Here's a crash course in calculus of variations. $E$ depends on the function $\Psi$, so if you substitute in $\Psi\rightarrow \Psi+\delta\Psi$, where $\delta\Psi$ is a function that is small everywhere, that will change $E\rightarrow E+\delta E$. To find $\delta E$, make this substitution and keep only 1st order terms in $\delta\Psi$. For terms that end up being derivatives of $\delta\Psi$ you will need to do integration by parts.

$\endgroup$
  • $\begingroup$ Thanks octonion, so when I put this substitution in I get $\int d^3r [\frac{\hbar^2}{2m}\nabla(\Psi + \delta\Psi)\cdot\nabla(\Psi + \delta\Psi) + V(\vec r)(\Psi + \delta\Psi)^2]$ Expanding the dot product I would put $\int d^3 \nabla\Psi\cdot\nabla\Psi + 2\nabla\Psi\cdot\nabla(\delta\Psi) + H.O.T$ I'm not sure how I would integrate the $2\nabla\Psi\cdot\nabla(\delta\Psi)$ by parts- would I need an identity like $\nabla\Psi\cdot\nabla\Psi = -\Psi\nabla^2\Psi + \nabla(\Psi\nabla\Psi)$ ? $\endgroup$ – Tapedeck Apr 12 at 9:42
  • $\begingroup$ @Tapedeck. You're on the right track, but you want to integrate the $2\nabla\Psi\cdot \nabla(\delta\Psi)$ term by parts, we don't care about the $\nabla\Psi\cdot\nabla\Psi$ term because it is telling us $E$ not $\delta E$. Also that is a true identity you wrote, but you need to consider the last term to be a divergence $\nabla\cdot(\Psi\nabla\Psi)$. Think about what happens when you integrate a total divergence like that over all space. You're almost there! $\endgroup$ – octonion Apr 12 at 10:01
  • $\begingroup$ Hi octonion, Sorry yes that was meant to be a divergence. So that term is fine, you can use the divergence theorem to change it to a surface integral where the boundary goes to infinity, and $\Psi$ should vanish at infinity. I think the part I'm struggling with is integrating the dot product $2\nabla\Psi\cdot\nabla(\delta\Psi)$ by parts, I'm not clear on how that can be done. Thanks again! $\endgroup$ – Tapedeck Apr 12 at 10:18
  • $\begingroup$ @Tapedeck, You integrate it by parts using the very same identity you wrote. That is just the product rule for divergence $\nabla\cdot(A\vec{B})=\nabla A \cdot \vec{B}+A\nabla\cdot \vec{B}$ $\endgroup$ – octonion Apr 12 at 10:35
  • 1
    $\begingroup$ I did notice that when I was playing around that it looks like $<\delta\Psi|\hat H|\Psi>$ Oh can we use $\hat H | \Psi > = E | \Psi> $ and then orthonormality on $\Psi$ & $\delta \Psi$ ? $\endgroup$ – Tapedeck Apr 25 at 4:27

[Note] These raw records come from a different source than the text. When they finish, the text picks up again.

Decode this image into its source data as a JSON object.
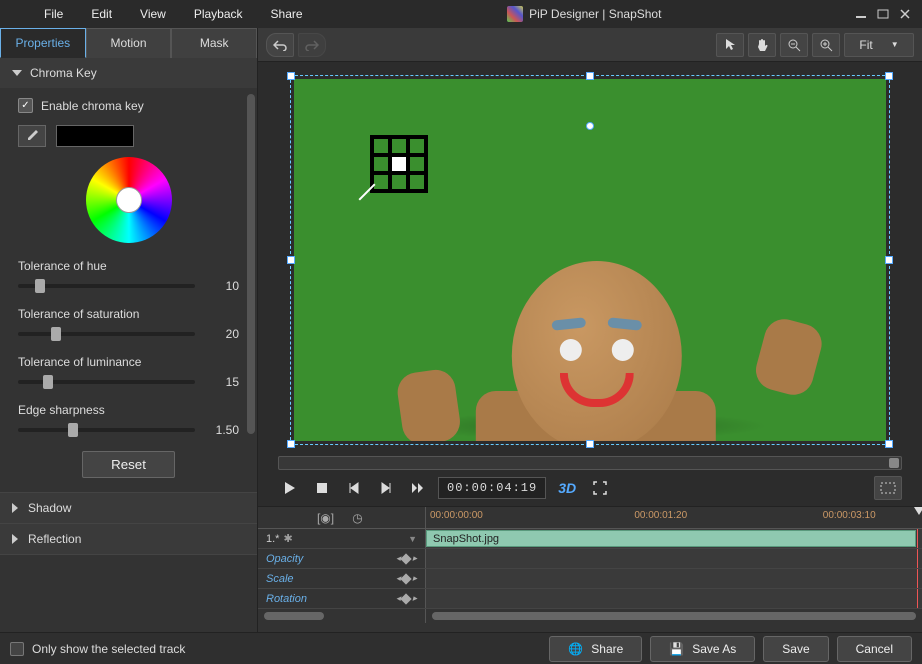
{
  "title": "PiP Designer | SnapShot",
  "menu": [
    "File",
    "Edit",
    "View",
    "Playback",
    "Share"
  ],
  "tabs": {
    "properties": "Properties",
    "motion": "Motion",
    "mask": "Mask"
  },
  "chroma": {
    "title": "Chroma Key",
    "enable": "Enable chroma key",
    "hue_label": "Tolerance of hue",
    "hue_val": "10",
    "sat_label": "Tolerance of saturation",
    "sat_val": "20",
    "lum_label": "Tolerance of luminance",
    "lum_val": "15",
    "edge_label": "Edge sharpness",
    "edge_val": "1.50",
    "reset": "Reset"
  },
  "sections": {
    "shadow": "Shadow",
    "reflection": "Reflection"
  },
  "zoom": "Fit",
  "timecode": "00:00:04:19",
  "btn3d": "3D",
  "timeline": {
    "marks": [
      "00:00:00:00",
      "00:00:01:20",
      "00:00:03:10"
    ],
    "track_name": "1.*",
    "clip": "SnapShot.jpg",
    "props": [
      "Opacity",
      "Scale",
      "Rotation"
    ]
  },
  "footer": {
    "only_track": "Only show the selected track",
    "share": "Share",
    "saveas": "Save As",
    "save": "Save",
    "cancel": "Cancel"
  }
}
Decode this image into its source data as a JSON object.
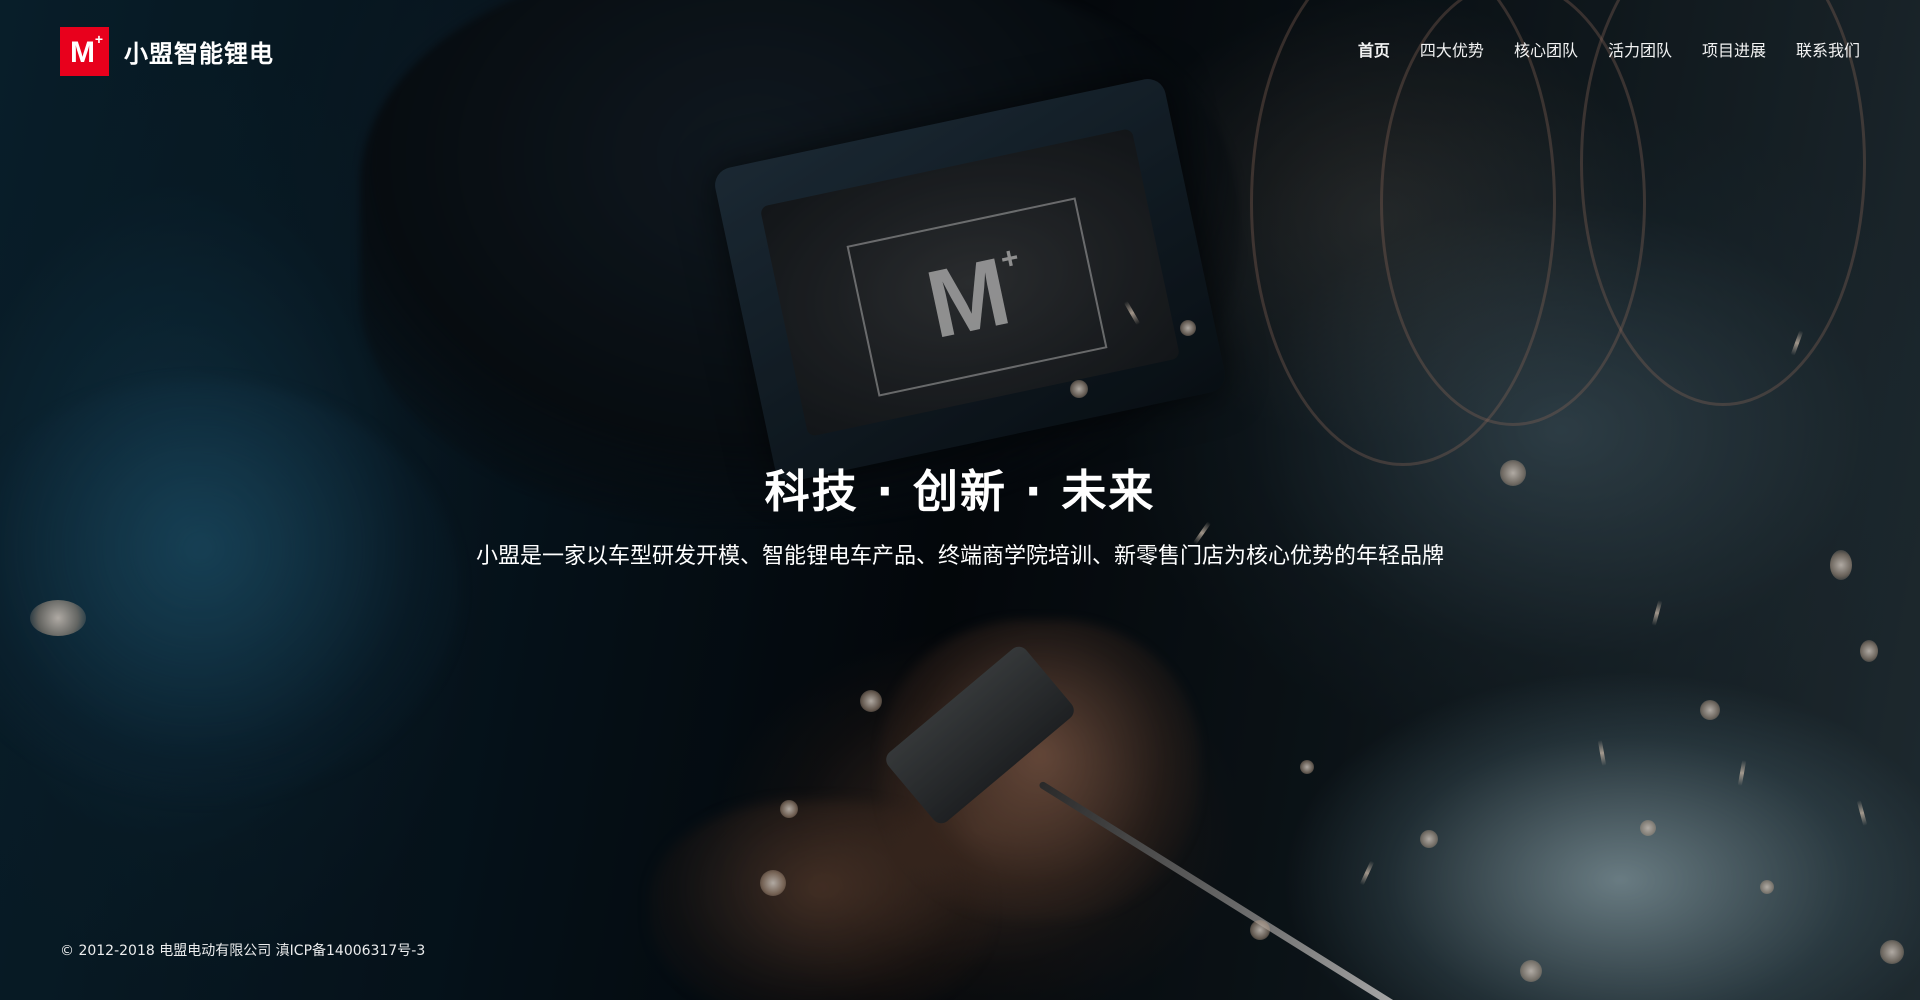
{
  "brand": {
    "logo_mark": "M",
    "logo_plus": "+",
    "name": "小盟智能锂电",
    "color": "#e8001c"
  },
  "nav": {
    "items": [
      {
        "label": "首页",
        "active": true
      },
      {
        "label": "四大优势",
        "active": false
      },
      {
        "label": "核心团队",
        "active": false
      },
      {
        "label": "活力团队",
        "active": false
      },
      {
        "label": "项目进展",
        "active": false
      },
      {
        "label": "联系我们",
        "active": false
      }
    ]
  },
  "hero": {
    "title": "科技 · 创新 · 未来",
    "subtitle": "小盟是一家以车型研发开模、智能锂电车产品、终端商学院培训、新零售门店为核心优势的年轻品牌",
    "visor_logo": "M",
    "visor_logo_plus": "+"
  },
  "footer": {
    "copyright": "© 2012-2018 电盟电动有限公司 滇ICP备14006317号-3"
  }
}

Your Answer

By clicking “Post Your Answer”, you agree to our terms of service, privacy policy and cookie policy

Not the answer you're looking for? Browse other questions tagged or ask your own question.